*Work order*
Across the entries that follow, tally every line holding the word "this" and reply with the count alone.

*Data excerpts*

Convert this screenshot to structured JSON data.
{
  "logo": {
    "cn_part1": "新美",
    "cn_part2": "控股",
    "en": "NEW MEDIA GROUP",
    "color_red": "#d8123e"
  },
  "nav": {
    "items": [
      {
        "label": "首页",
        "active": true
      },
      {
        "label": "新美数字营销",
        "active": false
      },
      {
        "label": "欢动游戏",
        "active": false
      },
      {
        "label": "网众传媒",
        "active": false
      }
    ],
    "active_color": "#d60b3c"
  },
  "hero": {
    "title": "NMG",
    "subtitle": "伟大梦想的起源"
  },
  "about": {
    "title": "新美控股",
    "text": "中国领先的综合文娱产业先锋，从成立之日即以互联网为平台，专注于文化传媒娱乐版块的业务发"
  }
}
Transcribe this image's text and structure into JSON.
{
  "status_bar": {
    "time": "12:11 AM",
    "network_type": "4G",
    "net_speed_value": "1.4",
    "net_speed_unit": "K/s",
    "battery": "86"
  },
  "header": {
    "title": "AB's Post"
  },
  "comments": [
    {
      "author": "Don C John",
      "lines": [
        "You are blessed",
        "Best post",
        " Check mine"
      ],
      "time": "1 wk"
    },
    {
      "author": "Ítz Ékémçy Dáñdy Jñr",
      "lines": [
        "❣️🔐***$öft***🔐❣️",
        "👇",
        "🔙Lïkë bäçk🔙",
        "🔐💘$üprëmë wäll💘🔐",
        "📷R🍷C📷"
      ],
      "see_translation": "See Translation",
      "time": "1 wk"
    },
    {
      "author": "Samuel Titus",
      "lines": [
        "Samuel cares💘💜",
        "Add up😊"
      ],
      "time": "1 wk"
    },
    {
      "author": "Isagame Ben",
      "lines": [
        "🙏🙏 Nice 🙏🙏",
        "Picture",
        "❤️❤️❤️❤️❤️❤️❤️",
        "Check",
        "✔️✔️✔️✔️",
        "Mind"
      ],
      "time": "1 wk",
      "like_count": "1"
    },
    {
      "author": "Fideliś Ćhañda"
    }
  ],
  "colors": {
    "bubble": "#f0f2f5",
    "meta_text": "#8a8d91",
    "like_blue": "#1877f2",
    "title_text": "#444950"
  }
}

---

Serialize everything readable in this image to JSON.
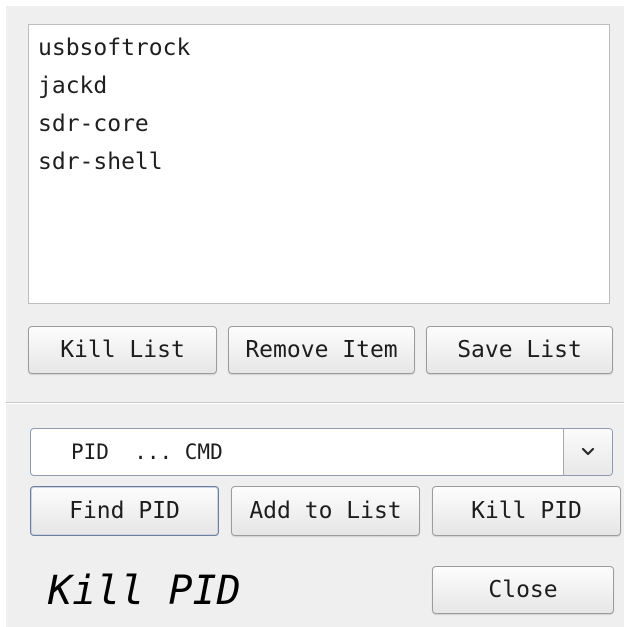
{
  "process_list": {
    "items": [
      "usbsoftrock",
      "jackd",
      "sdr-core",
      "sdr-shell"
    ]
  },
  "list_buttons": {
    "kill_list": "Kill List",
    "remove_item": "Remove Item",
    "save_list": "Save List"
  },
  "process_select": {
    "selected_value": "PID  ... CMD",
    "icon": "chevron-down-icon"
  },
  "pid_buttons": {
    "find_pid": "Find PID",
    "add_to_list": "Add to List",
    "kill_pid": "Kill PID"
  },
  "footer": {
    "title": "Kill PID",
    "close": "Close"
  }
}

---

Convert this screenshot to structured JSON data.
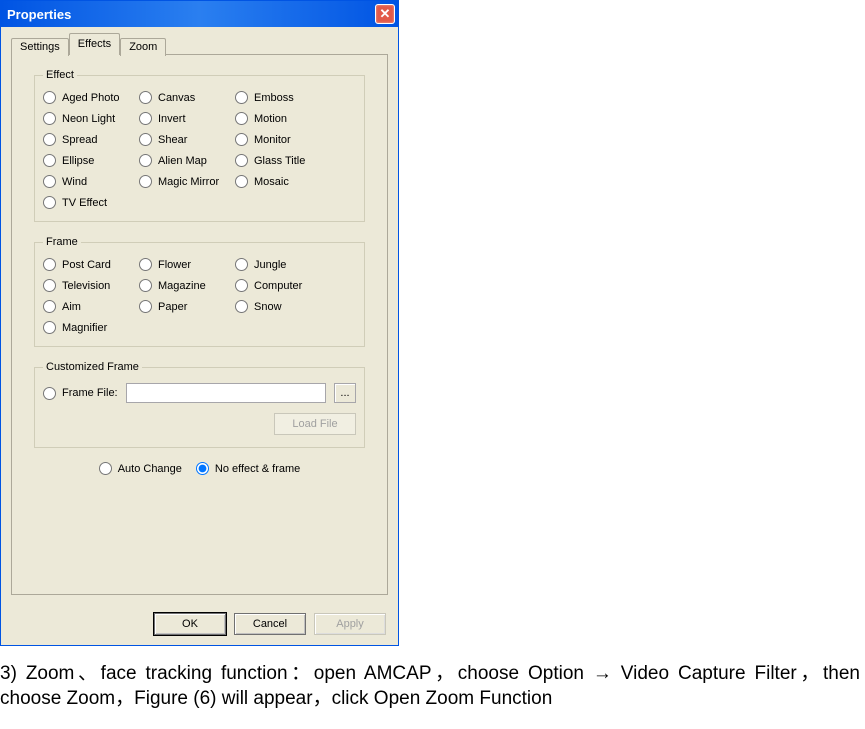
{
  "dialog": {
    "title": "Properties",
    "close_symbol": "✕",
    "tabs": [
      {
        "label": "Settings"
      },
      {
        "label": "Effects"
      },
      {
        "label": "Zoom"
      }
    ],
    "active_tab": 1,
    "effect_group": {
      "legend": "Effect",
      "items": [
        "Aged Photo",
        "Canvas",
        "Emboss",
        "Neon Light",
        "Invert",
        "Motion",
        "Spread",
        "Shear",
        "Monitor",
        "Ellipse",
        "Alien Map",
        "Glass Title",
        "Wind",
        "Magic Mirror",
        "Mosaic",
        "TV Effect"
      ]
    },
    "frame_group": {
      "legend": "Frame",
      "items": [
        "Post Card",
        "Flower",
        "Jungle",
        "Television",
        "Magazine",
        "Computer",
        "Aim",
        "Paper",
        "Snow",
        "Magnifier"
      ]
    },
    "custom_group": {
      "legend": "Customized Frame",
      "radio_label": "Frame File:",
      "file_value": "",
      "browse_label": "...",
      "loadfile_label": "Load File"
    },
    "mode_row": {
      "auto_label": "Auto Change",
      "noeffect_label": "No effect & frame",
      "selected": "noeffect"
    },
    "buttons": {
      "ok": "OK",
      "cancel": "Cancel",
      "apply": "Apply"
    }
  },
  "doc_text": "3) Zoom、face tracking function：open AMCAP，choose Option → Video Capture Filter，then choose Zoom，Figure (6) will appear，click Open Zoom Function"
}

*Task answer*
4